Web page and app entries:
- Opening Delimiter -
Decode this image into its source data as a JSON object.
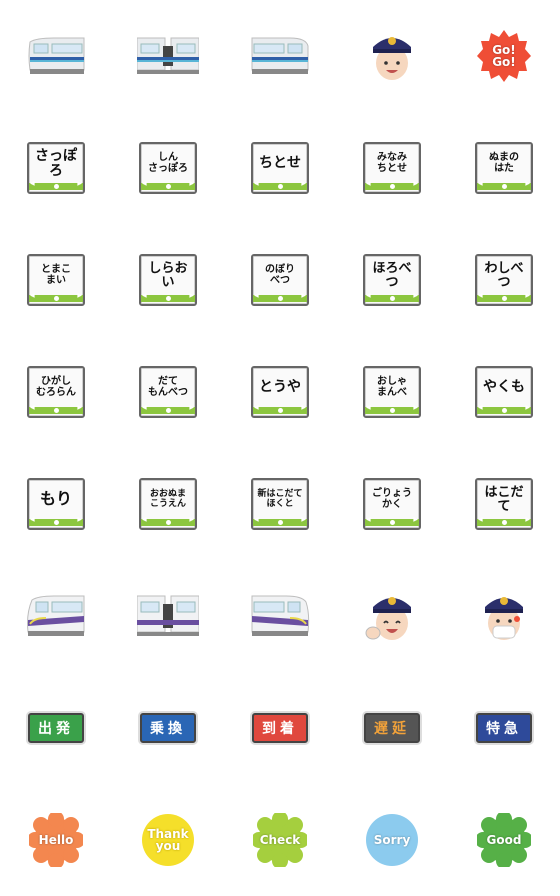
{
  "colors": {
    "sign_green": "#8cc63f",
    "train_blue": "#2f5fa8",
    "train_purple": "#6a4fa0",
    "cap_navy": "#2b2f6b"
  },
  "row1": {
    "go_badge": "Go!\nGo!"
  },
  "stations_row2": [
    "さっぽろ",
    "しん\nさっぽろ",
    "ちとせ",
    "みなみ\nちとせ",
    "ぬまの\nはた"
  ],
  "stations_row3": [
    "とまこ\nまい",
    "しらおい",
    "のぼり\nべつ",
    "ほろべつ",
    "わしべつ"
  ],
  "stations_row4": [
    "ひがし\nむろらん",
    "だて\nもんべつ",
    "とうや",
    "おしゃ\nまんべ",
    "やくも"
  ],
  "stations_row5": [
    "もり",
    "おおぬま\nこうえん",
    "新はこだて\nほくと",
    "ごりょう\nかく",
    "はこだて"
  ],
  "status_badges": [
    {
      "label": "出発",
      "color": "#3aa14a"
    },
    {
      "label": "乗換",
      "color": "#2a66b5"
    },
    {
      "label": "到着",
      "color": "#e0483e"
    },
    {
      "label": "遅延",
      "color": "#555555",
      "text_color": "#f2a23a"
    },
    {
      "label": "特急",
      "color": "#2e4a9a"
    }
  ],
  "flower_badges": [
    {
      "label": "Hello",
      "color": "#f3874f"
    },
    {
      "label": "Thank\nyou",
      "color": "#f5df2a"
    },
    {
      "label": "Check",
      "color": "#a5cf3e"
    },
    {
      "label": "Sorry",
      "color": "#8ccbee"
    },
    {
      "label": "Good",
      "color": "#56b047"
    }
  ]
}
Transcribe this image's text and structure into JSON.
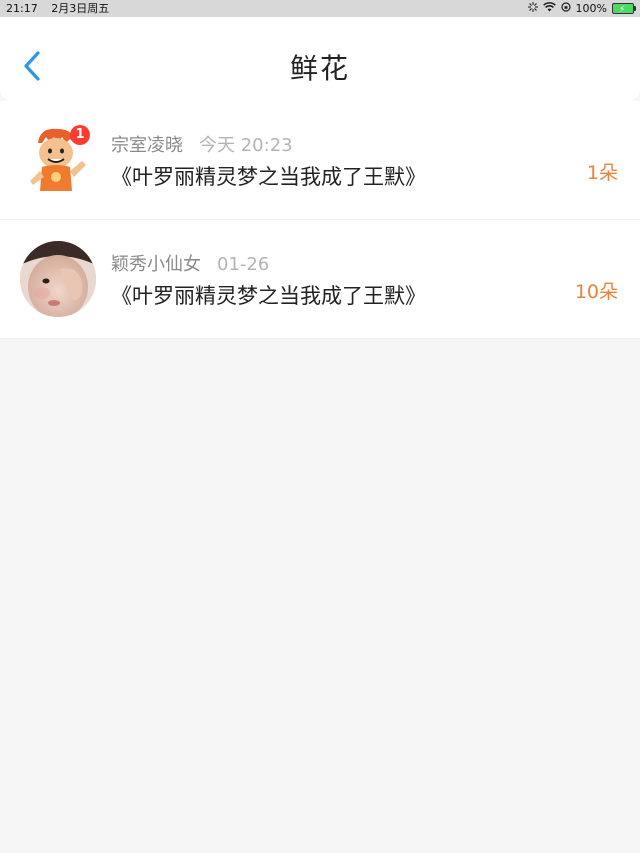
{
  "status_bar": {
    "time": "21:17",
    "date": "2月3日周五",
    "battery": "100%",
    "colors": {
      "battery_fill": "#4cd964"
    }
  },
  "nav": {
    "back_icon": "chevron-left-icon",
    "title": "鲜花",
    "accent_color": "#2a97e8"
  },
  "items": [
    {
      "user": "宗室凌晓",
      "time": "今天 20:23",
      "title": "《叶罗丽精灵梦之当我成了王默》",
      "count": "1朵",
      "badge": "1",
      "avatar": "cartoon-boy-avatar"
    },
    {
      "user": "颖秀小仙女",
      "time": "01-26",
      "title": "《叶罗丽精灵梦之当我成了王默》",
      "count": "10朵",
      "avatar": "child-photo-avatar"
    }
  ],
  "colors": {
    "count": "#e9833c",
    "background": "#f7f6f7"
  }
}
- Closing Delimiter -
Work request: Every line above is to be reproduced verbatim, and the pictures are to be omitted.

Answer box:
Decode this image into its source data as a JSON object.
{
  "colors": {
    "sign_green": "#8cc63f",
    "train_blue": "#2f5fa8",
    "train_purple": "#6a4fa0",
    "cap_navy": "#2b2f6b"
  },
  "row1": {
    "go_badge": "Go!\nGo!"
  },
  "stations_row2": [
    "さっぽろ",
    "しん\nさっぽろ",
    "ちとせ",
    "みなみ\nちとせ",
    "ぬまの\nはた"
  ],
  "stations_row3": [
    "とまこ\nまい",
    "しらおい",
    "のぼり\nべつ",
    "ほろべつ",
    "わしべつ"
  ],
  "stations_row4": [
    "ひがし\nむろらん",
    "だて\nもんべつ",
    "とうや",
    "おしゃ\nまんべ",
    "やくも"
  ],
  "stations_row5": [
    "もり",
    "おおぬま\nこうえん",
    "新はこだて\nほくと",
    "ごりょう\nかく",
    "はこだて"
  ],
  "status_badges": [
    {
      "label": "出発",
      "color": "#3aa14a"
    },
    {
      "label": "乗換",
      "color": "#2a66b5"
    },
    {
      "label": "到着",
      "color": "#e0483e"
    },
    {
      "label": "遅延",
      "color": "#555555",
      "text_color": "#f2a23a"
    },
    {
      "label": "特急",
      "color": "#2e4a9a"
    }
  ],
  "flower_badges": [
    {
      "label": "Hello",
      "color": "#f3874f"
    },
    {
      "label": "Thank\nyou",
      "color": "#f5df2a"
    },
    {
      "label": "Check",
      "color": "#a5cf3e"
    },
    {
      "label": "Sorry",
      "color": "#8ccbee"
    },
    {
      "label": "Good",
      "color": "#56b047"
    }
  ]
}
Transcribe this image's text and structure into JSON.
{
  "status_bar": {
    "time": "21:17",
    "date": "2月3日周五",
    "battery": "100%",
    "colors": {
      "battery_fill": "#4cd964"
    }
  },
  "nav": {
    "back_icon": "chevron-left-icon",
    "title": "鲜花",
    "accent_color": "#2a97e8"
  },
  "items": [
    {
      "user": "宗室凌晓",
      "time": "今天 20:23",
      "title": "《叶罗丽精灵梦之当我成了王默》",
      "count": "1朵",
      "badge": "1",
      "avatar": "cartoon-boy-avatar"
    },
    {
      "user": "颖秀小仙女",
      "time": "01-26",
      "title": "《叶罗丽精灵梦之当我成了王默》",
      "count": "10朵",
      "avatar": "child-photo-avatar"
    }
  ],
  "colors": {
    "count": "#e9833c",
    "background": "#f7f6f7"
  }
}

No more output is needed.